About NordicTrack Fusion CST Studio
NordicTrack’s Fusion CST Studio cable machine can provide strength training and cardio exercise all in one, making this machine all you need in your home gym. The sleek design includes a full mirror that can be used to check and correct your form. You can save up to five user profiles so everyone in the family can use it. And the magnetic resistance makes the machine smooth and very quiet, so it won’t disturb others. It has a total of 20 resistance levels that go up to 100 pounds.
Included with this machine is a touchscreen tablet that you can use to follow along with a variety of trainer-led workout options. A monthly subscription gives you a wide array of fitness programming, but it isn’t necessary to use the cable machine. It’s easy to get a great workout by just following along because the app will adjust the resistance for you automatically — no need to make any weight changes. Accessories Included in your purchase are the tablet, an adjustable height tablet stand, six removable handles, and two ankle straps.
Why we like it
- Strength training and cardio options all in one machine
- Automatic resistance adjustments
- Mirror helps with proper form and safety
What to consider
- 100-pound max resistance may not be enough for some users
- Only allows for five user profiles so may not be enough for some households
How to choose a cable machine
When choosing the best cable machine for your home gym, there are several factors to consider. Think about the overall size of the machine and the size of the space you have available. You should also think about how many exercises the machine will accommodate and the maximum amount of resistance it offers.
- Number of exercises: If you’re just setting up a home gym and need a complete workout, a machine that lets you do full upper and lower body moves is your best bet. If you already have some equipment or are only interested in certain exercises, a machine with fewer options will suit your needs just fine.
- Maximum resistance: Consider the total amount of available weight or resistance the machine offers and how it compares to your fitness level. You’ll want a machine that suits your current needs as well as future needs as you get stronger and reach new goals.
- Size: The overall size of the machine is important to check carefully to be sure you have room for it. You also need to consider the space surrounding the machine and whether it’s big enough to use the machine effectively and safely.
To compile this list, our writers and editors reviewed top products on the market, compared specs and features and created a short list of the top cable machines on the market. Then, we used product descriptions, reviews and user ratings to find the best machines for each category. Note that we do not test every product but base our lists on our research, user reviews and expert opinions.
How many reps should you do on a cable machine?

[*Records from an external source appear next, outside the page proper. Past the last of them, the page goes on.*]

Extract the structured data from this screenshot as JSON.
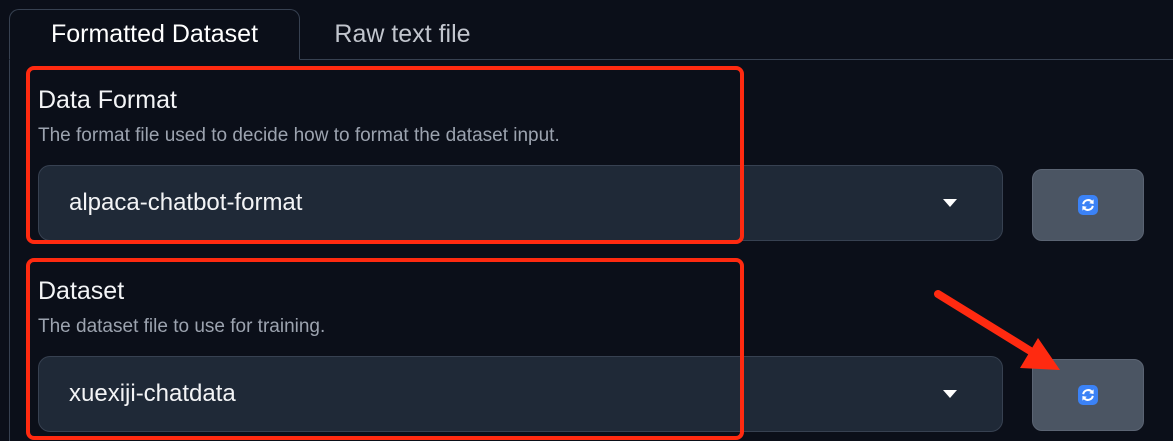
{
  "tabs": [
    {
      "label": "Formatted Dataset",
      "active": true
    },
    {
      "label": "Raw text file",
      "active": false
    }
  ],
  "data_format": {
    "label": "Data Format",
    "info": "The format file used to decide how to format the dataset input.",
    "selected": "alpaca-chatbot-format"
  },
  "dataset": {
    "label": "Dataset",
    "info": "The dataset file to use for training.",
    "selected": "xuexiji-chatdata"
  },
  "icons": {
    "refresh": "refresh-icon",
    "dropdown": "chevron-down-icon"
  },
  "colors": {
    "background": "#0b0f19",
    "input_background": "#1f2937",
    "button_background": "#4b5563",
    "annotation_red": "#ff2a10"
  }
}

The number of reps you do on a cable machine is going to depend on your current fitness level, personal goals and the specific exercise. Generally, between five and 15 repetitions per set is fine. The main thing to think about is if the resistance is enough to challenge your muscles to momentary failure and to make sure you have enough recovery time between sets.
Are cable machines as effective as free weights?
Cable machines are great for building strength since they provide consistent resistance throughout the range of motion. Cable machines are often considered a safer option since they control the range of motion and don’t directly load your joints like free weights. That being said, cable machines and free weights are both very effective modes of exercise, and both can be used in your workout program.
Is buying your own cable machine worth it?
Cable machines are a versatile and efficient form of strength exercise. If your home gym has the space and you have the budget, a cable machine is worth it to elevate your fitness routine.
Schoenfeld, B. J., Grgic, J., Van Every, D. W., & Plotkin, D. L. (2021). Loading Recommendations for Muscle Strength, Hypertrophy, and Local Endurance: A Re-Examination of the Repetition Continuum. Sports (Basel, Switzerland), 9(2), 32. https://doi.org/10.3390/sports9020032 Retrieved from: https://www.ncbi.nlm.nih.gov/pmc/articles/PMC7927075/